In Klein Matterhorn, after we had made enough fools of ourselves in the snow (Read – A Tryst with the Matterhorn in Zermatt), Tanya took us all for a tour inside an actual glacier. I am not a mountaineer and hence not even in my wildest dreams had I ever imagined that I could someday walk on / in a glacier. That too via an easy short cut i.e. cable cars and lifts 🙂
From the ski lift station of Matterhorn Glacier Paradise there is a lift that took us right into the heart of the highest glacier palace in the world. This tunnel is almost 15 metres under the surface of the glacier and on first impressions seems like a large mystical ice cave or tunnel with a clearly defined path leading into a mysterious abyss. And we ventured forth to discover its mysteries.
The first thing that we noticed were the walls and ceilings, that had unique shapes and patterns made by ice all around – some circular, some conical and some completely random yet beautiful.
We then saw the beautiful snow sculptures that have been placed in small nooks and corners and lit in multiple colors. These sculptures ranged from the Matterhorn to local houses and animals. And I understand that these sculptures are also renewed pretty regularly.
But what really amazed me was the crevasse. A crevasse is a deep vertical or near vertical crack in an ice sheet or glacier formed as a result of movement and resulting stress associated with the shear stress generated when two semi-rigid pieces above a plastic substrate have different rates of movement.
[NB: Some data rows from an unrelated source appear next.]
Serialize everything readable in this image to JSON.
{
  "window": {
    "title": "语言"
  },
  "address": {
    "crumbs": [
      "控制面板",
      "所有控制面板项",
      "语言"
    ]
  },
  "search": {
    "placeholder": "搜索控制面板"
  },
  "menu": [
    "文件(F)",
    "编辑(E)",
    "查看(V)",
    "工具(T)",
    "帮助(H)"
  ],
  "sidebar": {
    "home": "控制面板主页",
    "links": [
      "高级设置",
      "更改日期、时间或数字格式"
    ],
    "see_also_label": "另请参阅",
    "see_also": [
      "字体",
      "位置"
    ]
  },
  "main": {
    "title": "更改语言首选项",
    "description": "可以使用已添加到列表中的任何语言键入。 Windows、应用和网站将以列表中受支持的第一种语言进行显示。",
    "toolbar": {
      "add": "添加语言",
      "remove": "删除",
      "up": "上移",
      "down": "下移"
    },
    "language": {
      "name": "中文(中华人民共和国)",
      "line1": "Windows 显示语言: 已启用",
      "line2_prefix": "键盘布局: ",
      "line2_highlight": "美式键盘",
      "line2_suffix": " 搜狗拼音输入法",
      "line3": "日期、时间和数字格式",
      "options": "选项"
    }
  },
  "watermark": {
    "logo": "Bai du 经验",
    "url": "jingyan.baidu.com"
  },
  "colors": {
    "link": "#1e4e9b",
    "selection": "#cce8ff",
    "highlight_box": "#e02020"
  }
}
These get lethal for people walking on snow, as they become invisible when covered by a snow bridge made of the previous years’ accumulation and snow drifts. We however saw them from the bottom and I was amazed with its height and the sheer drop possible (should someone accidentally fall through one of them). Though adventurers and daredevils can actually return up by walking through a glacier crevasse here, we didn’t attempt any such thing.
I also loved the entire ambience created here with discreet multi colored lighting and soft music that transports you into Ali Baba’s cave with treasures all around you. Tanya also told us that each year the glacier keeps moving and hence they make the passages accordingly. And I felt that this entire Palace has been carefully planned and designed and even provides information about the creation of the glacier palace and glaciology.
Some walls here were also covered by plastic sheets as ice keeps melting due to all the lights and warmth. This in turn reminded me about the threats these glaciers face due to global warming and the care that we need to take to protect the environment from such a disasters. I guess such visits could be made more educational too.
Anyways, overall I felt its a unique experience and a cheat’s way of crossing off “walking on a glacier” from your “Travel To Do” List 😉 What say?